By Nancy Cope
A jealous dog can quickly become a dangerous, aggressive dog.
Some dogs, like some humans, become extremely possessive of their owners and other family members, striking out aggressively at rivals.
The biggest concern is this behavior can turn a once happy dog into one that is prone to snapping — or worse — biting.
A jealous dog can exhibit angry, aggressive behavior toward any person or animal that the dog perceives as an intruder.
Bringing a new baby or another dog home can easily cause jealously.
Jealous dog bad behavior
Take care if your dog starts exhibiting any of these behaviors: excessive barking, constantly being underfoot, tearing or destroying things and regressing from house-training.

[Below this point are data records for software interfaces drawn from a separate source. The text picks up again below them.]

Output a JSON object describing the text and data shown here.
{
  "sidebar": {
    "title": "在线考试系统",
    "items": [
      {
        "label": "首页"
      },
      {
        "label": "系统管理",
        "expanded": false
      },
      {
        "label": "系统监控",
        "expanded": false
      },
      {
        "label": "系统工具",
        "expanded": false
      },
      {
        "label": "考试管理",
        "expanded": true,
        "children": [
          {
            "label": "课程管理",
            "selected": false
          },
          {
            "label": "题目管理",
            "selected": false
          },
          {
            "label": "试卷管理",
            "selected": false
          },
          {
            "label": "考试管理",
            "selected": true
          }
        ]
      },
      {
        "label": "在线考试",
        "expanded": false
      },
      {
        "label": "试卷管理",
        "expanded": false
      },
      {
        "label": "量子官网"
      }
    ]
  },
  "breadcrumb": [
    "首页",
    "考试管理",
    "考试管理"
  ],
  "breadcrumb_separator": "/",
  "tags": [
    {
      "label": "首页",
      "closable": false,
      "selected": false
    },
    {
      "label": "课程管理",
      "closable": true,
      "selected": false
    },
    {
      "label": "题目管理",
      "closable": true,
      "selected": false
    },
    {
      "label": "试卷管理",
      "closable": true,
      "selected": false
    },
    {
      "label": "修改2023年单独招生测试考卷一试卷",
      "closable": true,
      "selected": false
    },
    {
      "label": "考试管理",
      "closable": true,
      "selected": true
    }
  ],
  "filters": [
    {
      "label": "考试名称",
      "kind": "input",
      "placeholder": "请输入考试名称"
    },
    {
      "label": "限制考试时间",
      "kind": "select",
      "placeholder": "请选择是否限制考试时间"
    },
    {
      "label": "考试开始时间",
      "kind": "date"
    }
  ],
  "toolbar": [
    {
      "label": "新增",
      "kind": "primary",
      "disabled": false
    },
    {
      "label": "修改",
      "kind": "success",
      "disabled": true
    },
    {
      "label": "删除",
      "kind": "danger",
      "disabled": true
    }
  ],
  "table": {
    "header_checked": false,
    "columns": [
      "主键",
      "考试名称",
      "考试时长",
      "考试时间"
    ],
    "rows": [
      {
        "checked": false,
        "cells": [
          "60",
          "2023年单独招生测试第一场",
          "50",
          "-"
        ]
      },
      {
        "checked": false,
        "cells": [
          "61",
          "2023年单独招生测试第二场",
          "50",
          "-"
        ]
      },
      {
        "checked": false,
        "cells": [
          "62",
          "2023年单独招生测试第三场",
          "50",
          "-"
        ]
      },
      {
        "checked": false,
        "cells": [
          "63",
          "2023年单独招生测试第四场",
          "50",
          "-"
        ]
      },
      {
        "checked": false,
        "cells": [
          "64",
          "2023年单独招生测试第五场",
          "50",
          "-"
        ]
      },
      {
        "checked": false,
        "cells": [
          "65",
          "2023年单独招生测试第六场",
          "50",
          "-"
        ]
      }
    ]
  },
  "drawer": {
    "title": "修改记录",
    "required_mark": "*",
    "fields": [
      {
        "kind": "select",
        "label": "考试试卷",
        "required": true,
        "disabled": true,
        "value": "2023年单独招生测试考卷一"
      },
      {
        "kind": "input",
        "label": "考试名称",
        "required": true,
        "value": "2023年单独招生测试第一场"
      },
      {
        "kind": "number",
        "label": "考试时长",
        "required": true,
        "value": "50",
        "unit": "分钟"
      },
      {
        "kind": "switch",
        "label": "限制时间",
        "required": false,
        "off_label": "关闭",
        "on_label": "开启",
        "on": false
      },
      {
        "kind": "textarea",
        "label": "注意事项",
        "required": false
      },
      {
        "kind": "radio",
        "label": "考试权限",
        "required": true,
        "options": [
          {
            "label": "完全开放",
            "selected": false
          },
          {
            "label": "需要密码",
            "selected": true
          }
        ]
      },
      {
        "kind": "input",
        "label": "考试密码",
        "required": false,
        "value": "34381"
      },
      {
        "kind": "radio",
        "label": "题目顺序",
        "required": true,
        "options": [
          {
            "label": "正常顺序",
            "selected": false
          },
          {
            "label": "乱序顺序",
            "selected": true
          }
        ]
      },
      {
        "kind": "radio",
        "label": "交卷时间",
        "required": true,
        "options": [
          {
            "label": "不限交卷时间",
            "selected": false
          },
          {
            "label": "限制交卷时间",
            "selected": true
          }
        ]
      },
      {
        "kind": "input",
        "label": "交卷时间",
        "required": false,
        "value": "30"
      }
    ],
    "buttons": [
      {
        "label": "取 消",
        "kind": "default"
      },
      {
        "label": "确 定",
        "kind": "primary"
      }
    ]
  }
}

Barking: A jealous dog will bark at the object of jealousy or bark at you when you are giving your attention to the object of jealousy.
Underfoot: A once well-behaved dog will constantly be underfoot, demanding your attention. This is dangerous because the dog could accidentally trip you, potentially injuring both you and the dog.
Chewing or tearing: A jealous dog will not be shy about chewing or tearing up items that belong to a rival.
Potty training: Like children, when a dog wants extra attention, it may revert to peeing and pooping inside the house. Unfortunately, for a jealous dog, any attention — even anger from the owner — is better than no attention at all.
Extreme guarding: A dog’s natural guarding instinct can be exacerbated by jealousy. That can lead to vicious reactions when a person or dog is allowed access to the home, even with the obvious approval of the dog’s owner.
A jealous dog will aggressively guard food and toys from both humans and other animals. This characteristic can be especially dangerous if children touch a dog’s possessions, which can prompt the dog to bite.
Training, training, training
Never tolerate or reward bad behavior.
If your dog is misbehaving, give them some extra attention by focusing on training.
For example, if a dog gets underfoot, stop and make the dog sit until he is calm.
Also be sure your dog gets plenty of exercise — take daily walks and add obedience components like sit, stay and come to your usual routine.
Enroll in a basic obedience class immediately if you haven’t taken one. Even if you’ve taken one previously, it doesn’t hurt to take a refresher class.
For the jealous dog, the training provides one-on-one time with you. For you, the training helps provide a better-behaved dog.
Nancy Cope is the owner of Pampered Dog Gifts.